═══ Task inputs
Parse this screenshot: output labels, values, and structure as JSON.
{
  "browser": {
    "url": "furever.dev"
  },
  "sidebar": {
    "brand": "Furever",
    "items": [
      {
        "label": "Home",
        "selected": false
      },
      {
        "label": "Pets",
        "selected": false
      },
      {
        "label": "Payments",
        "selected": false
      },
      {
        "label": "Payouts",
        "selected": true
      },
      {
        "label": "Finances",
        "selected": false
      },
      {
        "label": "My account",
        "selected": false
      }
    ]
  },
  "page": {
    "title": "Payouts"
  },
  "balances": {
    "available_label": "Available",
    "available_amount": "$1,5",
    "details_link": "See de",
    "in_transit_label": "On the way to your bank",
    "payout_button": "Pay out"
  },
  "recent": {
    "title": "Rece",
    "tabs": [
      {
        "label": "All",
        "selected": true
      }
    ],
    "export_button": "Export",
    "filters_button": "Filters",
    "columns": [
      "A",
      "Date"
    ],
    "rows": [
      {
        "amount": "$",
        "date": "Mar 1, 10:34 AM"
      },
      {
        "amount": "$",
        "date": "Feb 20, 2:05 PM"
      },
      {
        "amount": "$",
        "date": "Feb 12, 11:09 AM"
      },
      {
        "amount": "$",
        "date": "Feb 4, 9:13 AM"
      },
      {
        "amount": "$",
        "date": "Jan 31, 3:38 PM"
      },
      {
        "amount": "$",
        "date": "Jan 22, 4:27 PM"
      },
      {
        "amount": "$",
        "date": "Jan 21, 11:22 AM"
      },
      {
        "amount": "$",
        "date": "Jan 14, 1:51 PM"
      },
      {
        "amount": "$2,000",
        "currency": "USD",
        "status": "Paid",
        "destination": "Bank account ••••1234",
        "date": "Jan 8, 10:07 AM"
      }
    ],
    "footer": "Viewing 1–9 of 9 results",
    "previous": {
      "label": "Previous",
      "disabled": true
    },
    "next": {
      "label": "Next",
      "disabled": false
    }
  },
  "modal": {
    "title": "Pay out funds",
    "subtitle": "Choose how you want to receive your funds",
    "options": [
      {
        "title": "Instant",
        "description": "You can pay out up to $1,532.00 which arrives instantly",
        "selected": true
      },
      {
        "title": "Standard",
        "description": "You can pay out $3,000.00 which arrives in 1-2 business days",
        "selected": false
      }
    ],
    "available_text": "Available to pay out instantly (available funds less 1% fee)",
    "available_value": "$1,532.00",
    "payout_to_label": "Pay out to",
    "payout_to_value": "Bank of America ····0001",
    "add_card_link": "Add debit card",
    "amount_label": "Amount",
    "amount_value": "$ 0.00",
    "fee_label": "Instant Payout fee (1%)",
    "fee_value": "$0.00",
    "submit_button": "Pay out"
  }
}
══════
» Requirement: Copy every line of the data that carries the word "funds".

» Task output:
    "title": "Pay out funds",
    "subtitle": "Choose how you want to receive your funds",
    "available_text": "Available to pay out instantly (available funds less 1% fee)",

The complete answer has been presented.